But at some stage there would be nothing to stop the prime Minister from going to the Queen and recommending she prorogues parliament for a while before starting a new session.
So how is Dominic Grieve hoping to prevent this happening.
Well, at 7pm tonight MPs will be debating the Northern Ireland (Executive Formation) Bill and the plan would be to introduce an amendment that would force the government to make a statement to the house about power-sharing sometime in October.
Now, the latest House of Commons published documentation does not show this amendment as far as I can see, but there are many other amendments, mostly from the leader of the opposition, Jeremy Corbyn, that if voted through requires the government to lay statutory instruments before parliament prior to the 21st of October.
The aim of forcing a minister to make a statement in the house on a certain date would mean that Parliament could of course not be prorogued before that, or so the thinking goes.
But as an article in Conservative Home says, that plot may be too clever by half.
Because unless certain rules are followed it does not stop prorogation.
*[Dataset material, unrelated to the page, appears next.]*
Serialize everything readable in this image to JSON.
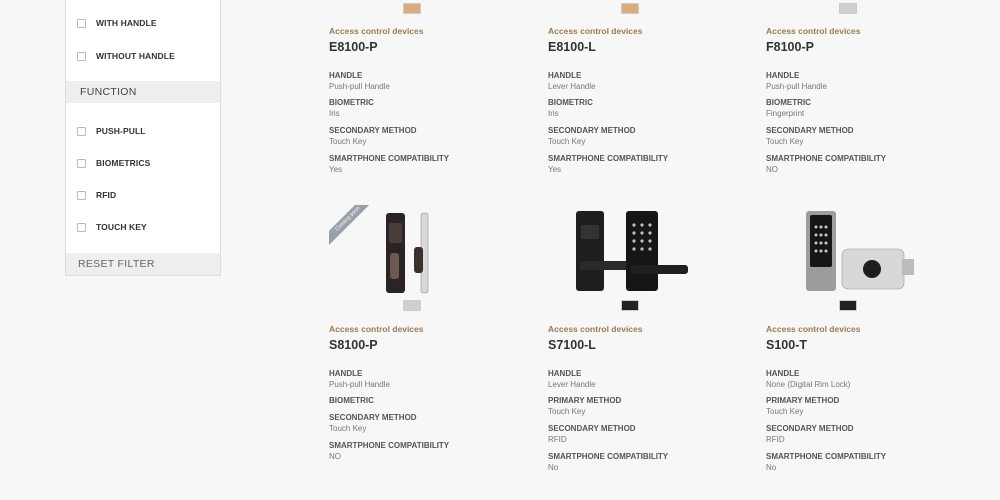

In that parliament can still be shut down, but the side effect would be that the minister involved would now be unable to report back on that date.
And an example they give is, what if many ministers are due to make reports back to the House and there was a vote of no confidence lost by the government and a general election forced by a vote of MPs and those ministers were then unable to report to the House because parliament had been shut down for the election?
Further, say the authors, Professor Richard Ekins and Sir Stephen laws, the proper way for any law to stop prorogation would need what is known as the 'Queen's Consent' in both houses of parliament.
Without that consent and an explicit statement that the amendment removes the prerogative power of the Prime Minister to prorogue parliament, then it should not be seen to do so.
As the piece says:
"…MPs today have a duty to insist that any legislation that attempts to limit the prerogative should say so clearly and should only be enacted in strict accordance with the rules."
And now, in case you haven't heard, the Brexiteer Labour MP, Kate Hoey, has decided to stand down at the next election.
One assumes we'll get a Remainer in her place, possibly a hard left Momentum type Remainer.